In 2015 the shop invested in a Eos126 DS from PrinterEvolution. PrinterEvolution was a re-brand of ATPColor devices offered through Global Imaging, but now is directly referred to as ATPColor on the distributor’s website.
More recently, in 2020, the company integrated a Rhotex 500R with dye-sub ink from Durst Image Technology US, LLC. With a print width of five meters, the Rhotex 500R moves seamlessly into extra-wide fabric-based advertising and soft signage products at point of sale, trade shows, in arenas and events, as well as public spaces.
Printing on the Durst Rhotex 500R uses eco-friendly, water-based, and odorless dispersion inks for uncoated and coated polyester fabrics with photo-realistic print quality—brilliant colors and high fidelities. Durst’s water-based disperse dye inks conform to Oeko-Tex Standard 100, for odorless, 100 percent volatile organic compound free and skin friendly products for indoor and outdoor applications.
“When the ink transfers into the material, it goes from a solid, to a gas, then back to a solid. Our heat drum is 400 degrees Fahrenheit, which opens the pores of the fabric, and turns the ink into a gaseous state. At this point the ink pretty much explodes into the fabric, becoming one with it. Once the fabric cools down, it turns back into a solid that is embedded into the material. This is why the printed branding on our canopies won’t scratch, scrape, or peel off—even in really bad weather, which is important to us,” shares Grice.
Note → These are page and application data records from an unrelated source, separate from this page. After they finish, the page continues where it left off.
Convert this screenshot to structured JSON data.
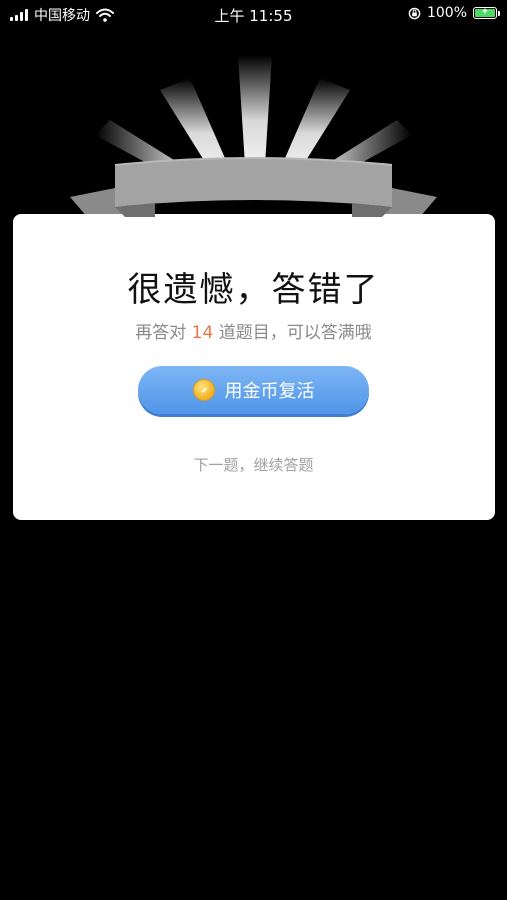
{
  "status_bar": {
    "carrier": "中国移动",
    "time": "上午 11:55",
    "battery_percent": "100%",
    "icons": [
      "signal-icon",
      "wifi-icon",
      "orientation-lock-icon",
      "battery-icon"
    ]
  },
  "dialog": {
    "title": "很遗憾，答错了",
    "subtitle_prefix": "再答对",
    "subtitle_number": "14",
    "subtitle_suffix": "道题目，可以答满哦",
    "revive_button_label": "用金币复活",
    "revive_icon": "coin-icon",
    "next_link_label": "下一题，继续答题"
  },
  "colors": {
    "background": "#000000",
    "card": "#ffffff",
    "button": "#5a9ef0",
    "highlight_number": "#e8764a",
    "ribbon": "#9a9a9a"
  }
}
TentCraft still uses UV printers in house, specifically an EFI VUTEK GS5000r five-meter roll-to-roll UV printer. This is particularly for its frame tents, which include a vinyl canopy that can’t go through the heat press. Frame tents once printed are hot air welded for better protection from outside elements.
Florida A&M University was looking to update their VIP game-watching experience at its football stadium. It wanted to promote the school’s new partnership with LeBron James and Nike.
TentCraft’s abilities are well known in sporting circles. Florida A&M’s associate athletic director was aware of a recent TentCraft installation for Soccer.com, which was a retail pop-up store that resembled a black Nike shoebox. The university reached out to TentCraft in Spring 2021 and had ongoing conversations throughout the year.
Once the designs were finalized, TentCraft got work, creating a 20×40-foot truss structure out of lightweight aluminum frames and a snap-together design. The “shoebox tent” as it was named was improved upon in this second iteration. To mimic the top of a shoebox, TentCraft created a shadow effect with a single piece of display knit material.
“The previous version included a separate piece of printed polyester material around the top of the truss. The improved process made the fabrication and setup considerably easier,” explains Grice.
Graphics were run through prepress using VisualRIP+ software from Caldera, printed on the Durst Rhotex 500R, and finished on the Monti Antonio heat press. Media used totaled 2,500 square feet, with 1.014 liters of dye-sub ink utilized.
The full print process took an hour and production of the structure was handled in a few days. This timeline is common for most jobs, with the construction of the frame system usually the deciding factor.
The company’s entire production process is under one roof, allowing it to control a project’s entire lifecycle. Andrew Dodson, content marketing/PR manager, TentCraft, says this is what differentiates the company from its competitors. It can create quickly, with all manufacturing done in house.
The Florida A&M shoebox tent made its debut in September 2021 and was so eye catching, the opposing team at that day’s game reached out to TentCraft to have something similar produced. At press time, the structure was in production.
TentCraft is equipped with superwide printers that really make its organization’s production fly. The Durst Rhotex 500R device optimizes productivity—eliminating unnecessary piecing and seaming with the ability to print up to five meters wide.
Dec2021, Digital Output